A bit later, though, Bezos stressed “Amazon today remains a small player in global retail”—an odd claim for a company that reported nearly $142 billion in product sales last year.

“Multibillion-dollar failures” are coming to Amazon

Amazon experiments with new products all the time. It bought Whole Foods. It’s experimenting with brick and mortar stores. It’s also working on a healthcare venture with JPMorgan Chase and Berkshire Hathaway and has signaled an interest in home robots.

Some of these experiments, Bezos warned, are going to be colossal failures.

“If the size of your failures isn’t growing, you’re not going to be inventing at a size that can actually move the needle,” he wrote. “Amazon will be experimenting at the right scale for a company of our size if we occasionally have multibillion-dollar failures.”

Seeking to ease any investor angst that line caused, he hastened to add “The good news for shareowners is that a single big winning bet can more than cover the cost of many losers,” pointing to Echo as an example.

Bezos issues a minimum wage challenge

Months after raising Amazon’s minimum wage to $15 per hour, Bezos challenged retail competitors to do the same—or surpass the company

“We decided it was time to lead – to offer wages that went beyond competitive,” he wrote. “We did it because it seemed like the right thing to do. Today I challenge our top retail competitors (you know who you are!) to match our employee benefits and our $15 minimum wage. Do it! Better yet, go to $16 and throw the gauntlet back at us. It’s a kind of competition that will benefit everyone.”

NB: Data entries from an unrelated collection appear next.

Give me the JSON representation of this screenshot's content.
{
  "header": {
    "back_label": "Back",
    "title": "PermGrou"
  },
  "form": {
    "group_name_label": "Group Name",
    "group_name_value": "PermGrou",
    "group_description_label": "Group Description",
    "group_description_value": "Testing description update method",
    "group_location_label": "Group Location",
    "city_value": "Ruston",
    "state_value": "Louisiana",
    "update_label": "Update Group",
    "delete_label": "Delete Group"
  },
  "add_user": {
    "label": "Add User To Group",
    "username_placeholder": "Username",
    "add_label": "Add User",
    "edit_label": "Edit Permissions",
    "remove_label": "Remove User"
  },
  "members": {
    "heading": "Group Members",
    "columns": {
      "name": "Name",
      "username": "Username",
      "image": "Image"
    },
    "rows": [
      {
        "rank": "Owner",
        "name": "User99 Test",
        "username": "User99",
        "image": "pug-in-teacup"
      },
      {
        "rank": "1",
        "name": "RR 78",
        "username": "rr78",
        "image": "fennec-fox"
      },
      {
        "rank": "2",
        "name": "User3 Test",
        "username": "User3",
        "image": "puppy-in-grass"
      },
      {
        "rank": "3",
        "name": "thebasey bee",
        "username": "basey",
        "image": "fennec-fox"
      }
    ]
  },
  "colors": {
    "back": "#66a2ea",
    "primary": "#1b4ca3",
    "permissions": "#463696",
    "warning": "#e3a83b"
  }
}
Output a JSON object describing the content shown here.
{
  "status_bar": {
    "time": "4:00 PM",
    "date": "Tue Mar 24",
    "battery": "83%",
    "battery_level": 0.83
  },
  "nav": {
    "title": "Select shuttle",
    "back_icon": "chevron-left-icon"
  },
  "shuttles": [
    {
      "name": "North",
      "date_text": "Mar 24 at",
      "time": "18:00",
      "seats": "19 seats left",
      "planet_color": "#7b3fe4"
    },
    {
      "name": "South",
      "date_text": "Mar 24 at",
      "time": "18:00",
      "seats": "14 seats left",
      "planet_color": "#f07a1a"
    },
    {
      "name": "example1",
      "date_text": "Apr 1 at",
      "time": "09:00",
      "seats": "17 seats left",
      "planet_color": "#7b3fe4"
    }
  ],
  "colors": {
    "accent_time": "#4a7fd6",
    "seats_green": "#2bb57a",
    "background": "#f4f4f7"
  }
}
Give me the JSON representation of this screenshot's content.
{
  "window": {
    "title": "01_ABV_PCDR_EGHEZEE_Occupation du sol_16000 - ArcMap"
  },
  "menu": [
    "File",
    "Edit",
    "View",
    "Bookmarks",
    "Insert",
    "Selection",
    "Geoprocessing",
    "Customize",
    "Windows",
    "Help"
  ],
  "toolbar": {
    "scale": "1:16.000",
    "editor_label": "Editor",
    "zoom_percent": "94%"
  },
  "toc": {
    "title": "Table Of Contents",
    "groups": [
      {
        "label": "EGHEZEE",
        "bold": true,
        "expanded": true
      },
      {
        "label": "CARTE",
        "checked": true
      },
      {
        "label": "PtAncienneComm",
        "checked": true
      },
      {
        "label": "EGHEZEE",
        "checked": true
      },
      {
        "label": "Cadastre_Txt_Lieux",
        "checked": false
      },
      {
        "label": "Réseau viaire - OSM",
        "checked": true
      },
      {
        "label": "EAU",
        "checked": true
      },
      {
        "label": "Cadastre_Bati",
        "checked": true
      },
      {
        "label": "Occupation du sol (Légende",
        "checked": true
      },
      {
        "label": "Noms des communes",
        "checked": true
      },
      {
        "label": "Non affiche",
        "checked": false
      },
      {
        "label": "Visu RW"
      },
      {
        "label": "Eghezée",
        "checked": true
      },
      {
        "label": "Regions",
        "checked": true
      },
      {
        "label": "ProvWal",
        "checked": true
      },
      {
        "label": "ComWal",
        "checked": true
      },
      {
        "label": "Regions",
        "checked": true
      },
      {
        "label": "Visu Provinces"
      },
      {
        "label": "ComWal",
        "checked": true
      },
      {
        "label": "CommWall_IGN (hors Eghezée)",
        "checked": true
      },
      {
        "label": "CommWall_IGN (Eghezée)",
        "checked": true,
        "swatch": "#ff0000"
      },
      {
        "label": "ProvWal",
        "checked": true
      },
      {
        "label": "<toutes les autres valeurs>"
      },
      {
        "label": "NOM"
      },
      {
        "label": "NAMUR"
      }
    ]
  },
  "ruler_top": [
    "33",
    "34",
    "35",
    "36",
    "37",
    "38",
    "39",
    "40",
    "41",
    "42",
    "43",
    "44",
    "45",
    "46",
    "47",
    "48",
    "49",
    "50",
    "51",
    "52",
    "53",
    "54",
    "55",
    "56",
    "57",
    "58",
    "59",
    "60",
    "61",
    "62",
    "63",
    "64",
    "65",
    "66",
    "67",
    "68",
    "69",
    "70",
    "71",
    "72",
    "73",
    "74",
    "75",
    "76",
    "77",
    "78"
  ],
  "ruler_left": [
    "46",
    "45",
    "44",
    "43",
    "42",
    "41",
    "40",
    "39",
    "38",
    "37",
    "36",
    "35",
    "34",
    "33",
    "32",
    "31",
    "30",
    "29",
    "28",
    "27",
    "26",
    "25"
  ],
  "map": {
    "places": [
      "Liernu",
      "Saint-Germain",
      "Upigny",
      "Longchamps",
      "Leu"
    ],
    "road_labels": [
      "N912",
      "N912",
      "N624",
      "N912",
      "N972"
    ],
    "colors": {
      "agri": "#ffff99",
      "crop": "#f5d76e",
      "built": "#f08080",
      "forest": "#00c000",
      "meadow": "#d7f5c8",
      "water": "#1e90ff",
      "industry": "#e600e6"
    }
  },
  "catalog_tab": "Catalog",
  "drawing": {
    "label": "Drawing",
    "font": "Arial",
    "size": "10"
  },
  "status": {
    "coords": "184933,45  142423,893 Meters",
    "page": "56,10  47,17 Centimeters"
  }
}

What he didn’t mention was in raising the minimum wage, Amazon also did away with employee incentive pay including monthly bonuses and stock option awards.

Look for more Amazon brick and mortar stores

In talking about the company’s successes, Bezos made a point to namecheck the brick and mortar stores that do away with checkout lines.

While he stopped short of saying the company plans to expand the footprint of those, Bezos did seem to lean that way.

“The reward has been the response from customers, who’ve described the experience of shopping at Amazon Go as ‘magical’,” he said. “We now have 10 stores in Chicago, San Francisco, and Seattle, and are excited about the future.”